Before this week Mark Wood had not played consecutive Test matches since July 2017. As much as he wanted to, his body simply would not allow it.
Since making his Test debut for England in May 2015, Wood’s career has been defined as much by injuries as his talent. This, after all, is only his 15th Test in nearly five years.
Despite being just 30 years old, Wood has undergone three ankle operations and missed the whole of last summer’s Ashes series after having knee surgery. His unique, springy action sends seven times his body weight through his foot, causing frequent problems.
The injuries took their toll. Wood has previously admitted falling out of love with cricket when he was forced to spend more time on the sidelines focusing on recovery, instead of taking wickets.
Right now those negative thoughts could hardly be further from the mind of the Durham fast bowler.
Wood has worked with psychologist David Young to change his mindset when bowling, but it is the lengthening of his previously short, snappy run-up which has really made the difference.
Charging in from further back, everything has clicked for Wood. Alongside Jofra Archer, he was a key part of England’s World Cup win last year, using his pace to take 18 wickets at an average of 25.72.
Back in the Test side after an 11-month break due in part to a side strain, Wood has continued his ascent in South Africa.
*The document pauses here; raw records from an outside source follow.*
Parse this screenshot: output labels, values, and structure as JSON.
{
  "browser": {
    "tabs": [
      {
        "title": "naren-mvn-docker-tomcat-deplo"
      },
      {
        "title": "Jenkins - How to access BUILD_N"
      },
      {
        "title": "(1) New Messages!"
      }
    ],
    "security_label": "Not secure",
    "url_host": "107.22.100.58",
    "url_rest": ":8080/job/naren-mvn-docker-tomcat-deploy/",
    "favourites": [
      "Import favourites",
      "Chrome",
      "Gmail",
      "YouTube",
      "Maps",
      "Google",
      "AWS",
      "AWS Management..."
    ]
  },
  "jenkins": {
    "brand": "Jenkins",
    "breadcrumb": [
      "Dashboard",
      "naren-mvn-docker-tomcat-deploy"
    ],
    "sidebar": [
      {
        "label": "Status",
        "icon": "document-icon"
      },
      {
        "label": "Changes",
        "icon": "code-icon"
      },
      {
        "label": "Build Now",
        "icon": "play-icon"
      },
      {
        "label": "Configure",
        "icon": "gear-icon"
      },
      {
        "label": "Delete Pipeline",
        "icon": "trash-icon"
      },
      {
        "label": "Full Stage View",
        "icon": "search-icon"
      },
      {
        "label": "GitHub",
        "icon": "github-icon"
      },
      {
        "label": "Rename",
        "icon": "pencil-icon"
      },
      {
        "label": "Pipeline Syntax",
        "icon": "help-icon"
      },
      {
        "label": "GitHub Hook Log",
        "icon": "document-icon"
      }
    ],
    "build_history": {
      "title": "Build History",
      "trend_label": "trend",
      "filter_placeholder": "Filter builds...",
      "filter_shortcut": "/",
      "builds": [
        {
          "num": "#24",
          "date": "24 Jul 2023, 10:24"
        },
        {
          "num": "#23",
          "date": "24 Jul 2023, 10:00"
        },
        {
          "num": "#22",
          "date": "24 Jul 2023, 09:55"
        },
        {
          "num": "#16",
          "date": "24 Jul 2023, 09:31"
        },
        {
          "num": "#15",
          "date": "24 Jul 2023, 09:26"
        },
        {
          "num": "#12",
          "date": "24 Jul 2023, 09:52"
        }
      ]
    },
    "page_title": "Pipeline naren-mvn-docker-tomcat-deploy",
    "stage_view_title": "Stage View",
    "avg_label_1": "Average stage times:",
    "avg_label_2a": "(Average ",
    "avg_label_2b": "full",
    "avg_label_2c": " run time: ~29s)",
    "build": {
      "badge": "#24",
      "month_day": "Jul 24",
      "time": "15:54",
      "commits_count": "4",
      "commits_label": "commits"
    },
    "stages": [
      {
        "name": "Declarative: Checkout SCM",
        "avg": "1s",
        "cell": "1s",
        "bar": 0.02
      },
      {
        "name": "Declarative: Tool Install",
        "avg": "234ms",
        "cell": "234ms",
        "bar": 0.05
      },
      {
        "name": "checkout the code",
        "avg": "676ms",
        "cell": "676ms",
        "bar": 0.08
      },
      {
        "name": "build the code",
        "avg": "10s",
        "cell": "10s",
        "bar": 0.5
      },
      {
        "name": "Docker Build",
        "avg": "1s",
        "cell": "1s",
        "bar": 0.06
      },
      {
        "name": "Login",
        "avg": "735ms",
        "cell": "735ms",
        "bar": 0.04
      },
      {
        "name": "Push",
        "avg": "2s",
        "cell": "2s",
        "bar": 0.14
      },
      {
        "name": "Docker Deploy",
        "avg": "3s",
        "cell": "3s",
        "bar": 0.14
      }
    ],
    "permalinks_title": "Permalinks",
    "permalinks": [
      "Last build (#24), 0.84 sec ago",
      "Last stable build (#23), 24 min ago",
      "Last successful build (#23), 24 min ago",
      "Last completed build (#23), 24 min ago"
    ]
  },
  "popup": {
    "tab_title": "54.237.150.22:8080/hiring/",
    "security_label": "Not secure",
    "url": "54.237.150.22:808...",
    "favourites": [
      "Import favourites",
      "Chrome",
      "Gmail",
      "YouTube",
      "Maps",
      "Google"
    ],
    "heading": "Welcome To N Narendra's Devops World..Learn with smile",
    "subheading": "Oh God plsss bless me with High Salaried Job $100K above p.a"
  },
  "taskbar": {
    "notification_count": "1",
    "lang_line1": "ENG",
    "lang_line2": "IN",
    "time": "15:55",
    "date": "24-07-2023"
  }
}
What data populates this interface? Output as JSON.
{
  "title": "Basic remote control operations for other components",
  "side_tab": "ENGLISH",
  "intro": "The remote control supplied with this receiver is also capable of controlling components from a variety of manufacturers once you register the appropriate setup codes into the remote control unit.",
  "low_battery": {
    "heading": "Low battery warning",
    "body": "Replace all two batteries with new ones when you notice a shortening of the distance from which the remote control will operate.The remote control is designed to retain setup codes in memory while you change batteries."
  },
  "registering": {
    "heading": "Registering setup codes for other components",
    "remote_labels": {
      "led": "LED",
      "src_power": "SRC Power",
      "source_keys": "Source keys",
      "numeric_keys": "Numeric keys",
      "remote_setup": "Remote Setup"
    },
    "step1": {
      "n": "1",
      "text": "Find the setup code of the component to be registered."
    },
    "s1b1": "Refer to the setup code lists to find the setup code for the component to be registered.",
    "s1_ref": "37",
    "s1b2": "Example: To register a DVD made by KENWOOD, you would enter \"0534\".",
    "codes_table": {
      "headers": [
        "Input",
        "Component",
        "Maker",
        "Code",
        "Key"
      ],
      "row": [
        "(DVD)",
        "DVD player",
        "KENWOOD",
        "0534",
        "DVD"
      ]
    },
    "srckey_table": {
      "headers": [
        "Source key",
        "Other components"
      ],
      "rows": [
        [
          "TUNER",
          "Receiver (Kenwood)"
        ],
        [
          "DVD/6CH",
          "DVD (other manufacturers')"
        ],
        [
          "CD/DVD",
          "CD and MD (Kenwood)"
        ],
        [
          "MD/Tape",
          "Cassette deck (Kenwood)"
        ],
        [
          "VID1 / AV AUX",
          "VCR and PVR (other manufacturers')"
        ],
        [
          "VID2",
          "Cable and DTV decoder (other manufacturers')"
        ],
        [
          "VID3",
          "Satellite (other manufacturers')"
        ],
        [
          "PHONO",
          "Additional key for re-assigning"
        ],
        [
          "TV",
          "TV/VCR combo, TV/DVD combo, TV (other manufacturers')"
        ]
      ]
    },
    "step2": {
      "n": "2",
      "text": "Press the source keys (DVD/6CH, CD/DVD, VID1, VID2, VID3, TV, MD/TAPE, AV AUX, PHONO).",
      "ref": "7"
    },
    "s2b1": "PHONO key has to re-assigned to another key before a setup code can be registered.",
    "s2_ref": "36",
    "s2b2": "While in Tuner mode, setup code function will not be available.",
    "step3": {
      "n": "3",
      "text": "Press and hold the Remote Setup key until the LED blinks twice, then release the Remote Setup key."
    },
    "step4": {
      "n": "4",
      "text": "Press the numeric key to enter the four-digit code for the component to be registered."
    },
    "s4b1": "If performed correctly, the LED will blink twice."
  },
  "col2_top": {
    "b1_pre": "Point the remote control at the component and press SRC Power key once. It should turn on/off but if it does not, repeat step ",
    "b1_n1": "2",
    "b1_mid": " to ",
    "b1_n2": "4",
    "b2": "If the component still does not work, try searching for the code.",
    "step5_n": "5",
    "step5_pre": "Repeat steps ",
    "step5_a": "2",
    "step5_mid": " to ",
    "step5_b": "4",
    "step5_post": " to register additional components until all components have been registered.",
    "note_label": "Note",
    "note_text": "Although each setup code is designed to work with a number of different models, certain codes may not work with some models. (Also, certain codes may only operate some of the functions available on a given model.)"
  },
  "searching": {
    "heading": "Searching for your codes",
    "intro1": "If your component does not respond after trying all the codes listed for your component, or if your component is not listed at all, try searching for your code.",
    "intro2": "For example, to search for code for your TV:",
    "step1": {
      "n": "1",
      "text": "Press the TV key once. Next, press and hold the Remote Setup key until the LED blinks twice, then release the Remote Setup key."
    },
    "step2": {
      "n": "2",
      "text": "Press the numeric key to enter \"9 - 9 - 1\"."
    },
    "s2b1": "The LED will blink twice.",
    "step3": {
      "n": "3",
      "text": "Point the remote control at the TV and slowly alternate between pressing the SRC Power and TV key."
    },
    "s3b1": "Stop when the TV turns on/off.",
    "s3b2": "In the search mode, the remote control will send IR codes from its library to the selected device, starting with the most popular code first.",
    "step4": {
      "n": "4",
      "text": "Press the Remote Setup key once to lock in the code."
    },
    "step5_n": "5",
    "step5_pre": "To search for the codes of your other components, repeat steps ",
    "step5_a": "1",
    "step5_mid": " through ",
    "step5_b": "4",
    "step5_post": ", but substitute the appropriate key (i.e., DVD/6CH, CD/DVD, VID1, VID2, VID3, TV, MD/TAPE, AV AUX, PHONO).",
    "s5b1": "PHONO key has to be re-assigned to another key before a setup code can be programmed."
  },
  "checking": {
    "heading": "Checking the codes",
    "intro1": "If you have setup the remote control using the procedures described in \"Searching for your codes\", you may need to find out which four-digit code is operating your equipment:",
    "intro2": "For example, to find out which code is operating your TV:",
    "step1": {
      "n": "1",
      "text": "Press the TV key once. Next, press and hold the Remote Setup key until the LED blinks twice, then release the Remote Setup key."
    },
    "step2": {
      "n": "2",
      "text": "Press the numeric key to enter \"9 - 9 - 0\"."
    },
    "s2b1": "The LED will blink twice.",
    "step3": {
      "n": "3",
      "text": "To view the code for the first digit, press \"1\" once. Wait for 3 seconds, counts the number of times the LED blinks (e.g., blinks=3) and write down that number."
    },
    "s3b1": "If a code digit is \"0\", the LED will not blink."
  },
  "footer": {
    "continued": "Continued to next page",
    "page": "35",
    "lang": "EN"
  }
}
Having caught the eye mainly for his quick-fire lower-order contribution of 42 in the Port Elizabeth victory, he has now taken centre stage in Johannesburg.
He ran through the top order to leave the hosts 88-6 coming into day three and returned on Sunday to bowl the Proteas out for 183, complete his five-wicket haul and put England well on their way to a 3-1 series win.
His figures of 5-46 added to the 5-41 he claimed in Saint Lucia in February 2019 – his second five-for since the run-up alteration. Altogether since the changes, on average his wickets have cost England just 14.42 runs.
Easing the strain
The changes have reaped benefits and Wood revealed that they came in part due to advice from former West Indies fast bowler Michael Holding.
“He said you’re putting too much strain on your body, lengthen your run-up and since I’ve done that it’s been a lot better,” he told Sky Sports.
“I’ve got a bit more momentum and it’s taken more pressure off my body.
“With the short run I felt I had to force it. You’re not going to have rhythm every time when you’re running in, so I was still having to force it and put that extra strain on my body.
“It’s been nice to be able to take a load off and at times just feel my way in but still bowl quickly. I was so stubborn to change it because it had worked for me up to a point.
“But if I was going to play more cricket or improve, I was going to have to change something. I just felt it was the right time to change it and I wish I had done it earlier.”
Wood’s five-wicket spell in England’s win in Saint Lucia last year was his first in Test cricket and one of the most exhilarating any fast bowler could imagine taking. The speed gun touched 95mph as the fired-up right-arm seamer had the West Indies batsmen hopping all over the crease to evade the ball.
In his inimitable style, Wood later compared his rhythm in that match to picking up mushrooms while playing Mario Kart, and he seems to have rediscovered that feeling at the Wanderers.
Having nicked off Pieter Malan, Temba Bavuma and Anrich Nortje on Saturday, Wood set about making his mark once more on Sunday. All the talk pre-match was about whether Archer would be fit enough to return from an elbow injury, but it was his fellow fast bowler who led the attack.
Quinton de Kock (76) and Dwaine Pretorius (37) put up a brief spell of resistance but Ben Stokes had the latter caught in the gully before Wood bowled the former with a ripper of a delivery, which nipped back at great pace and snapped the bail in half.
When Wood snared his fifth – Dane Paterson edging behind having a heave – the delight on his face and those of his team-mates showed not just how popular he is, but underlined his importance to Joe Root’s side.
Mountain to climb
England had a first-innings lead of 217, but with so much time left in the fourth Test Root decided to bat again. Wickets fell with regularity as the visitors looked to score quickly.
Beuran Hendricks claimed a maiden Test five-for on debut as Dominic Sibley (44), Ben Stokes (28), Sam Curran (35) and finally, with the last ball of the day, Root (58) came and went, but at the end of play there was no doubt where the advantage lay.
South Africa will resume this morning needing a whopping 466 runs to win and level the series. The size of their task owes a lot to the efforts of Mark Wood.
“Woody with five wickets; what a man, the team is so happy. He’s one of the great guys in cricket,” was how Curran summed it up.
“For him to come back from injury and get five is amazing.”